- _ASSIGNMENT_
All of the lines below should be printed again exactly as they are.

^^^^

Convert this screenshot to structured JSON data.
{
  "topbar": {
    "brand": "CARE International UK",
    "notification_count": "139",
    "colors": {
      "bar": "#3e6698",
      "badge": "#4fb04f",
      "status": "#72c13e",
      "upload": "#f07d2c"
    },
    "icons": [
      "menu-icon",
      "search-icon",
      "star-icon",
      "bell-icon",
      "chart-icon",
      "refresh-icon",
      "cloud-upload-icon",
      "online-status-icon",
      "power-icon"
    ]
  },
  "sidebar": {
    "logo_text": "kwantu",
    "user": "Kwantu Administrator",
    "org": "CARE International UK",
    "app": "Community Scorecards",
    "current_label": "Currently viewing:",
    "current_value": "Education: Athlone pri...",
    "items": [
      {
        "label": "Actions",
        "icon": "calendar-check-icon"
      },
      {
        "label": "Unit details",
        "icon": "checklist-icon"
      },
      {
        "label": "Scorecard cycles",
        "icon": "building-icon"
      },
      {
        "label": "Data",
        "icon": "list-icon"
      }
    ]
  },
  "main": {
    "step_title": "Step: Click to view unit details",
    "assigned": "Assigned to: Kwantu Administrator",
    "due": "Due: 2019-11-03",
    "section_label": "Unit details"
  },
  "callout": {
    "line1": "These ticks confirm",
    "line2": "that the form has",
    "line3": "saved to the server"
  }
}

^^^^

- _SOLUTION TO THE EXERCISE_
Convert this screenshot to structured JSON data.
{
  "topbar": {
    "brand": "CARE International UK",
    "notification_count": "139",
    "colors": {
      "bar": "#3e6698",
      "badge": "#4fb04f",
      "status": "#72c13e",
      "upload": "#f07d2c"
    },
    "icons": [
      "menu-icon",
      "search-icon",
      "star-icon",
      "bell-icon",
      "chart-icon",
      "refresh-icon",
      "cloud-upload-icon",
      "online-status-icon",
      "power-icon"
    ]
  },
  "sidebar": {
    "logo_text": "kwantu",
    "user": "Kwantu Administrator",
    "org": "CARE International UK",
    "app": "Community Scorecards",
    "current_label": "Currently viewing:",
    "current_value": "Education: Athlone pri...",
    "items": [
      {
        "label": "Actions",
        "icon": "calendar-check-icon"
      },
      {
        "label": "Unit details",
        "icon": "checklist-icon"
      },
      {
        "label": "Scorecard cycles",
        "icon": "building-icon"
      },
      {
        "label": "Data",
        "icon": "list-icon"
      }
    ]
  },
  "main": {
    "step_title": "Step: Click to view unit details",
    "assigned": "Assigned to: Kwantu Administrator",
    "due": "Due: 2019-11-03",
    "section_label": "Unit details"
  },
  "callout": {
    "line1": "These ticks confirm",
    "line2": "that the form has",
    "line3": "saved to the server"
  }
}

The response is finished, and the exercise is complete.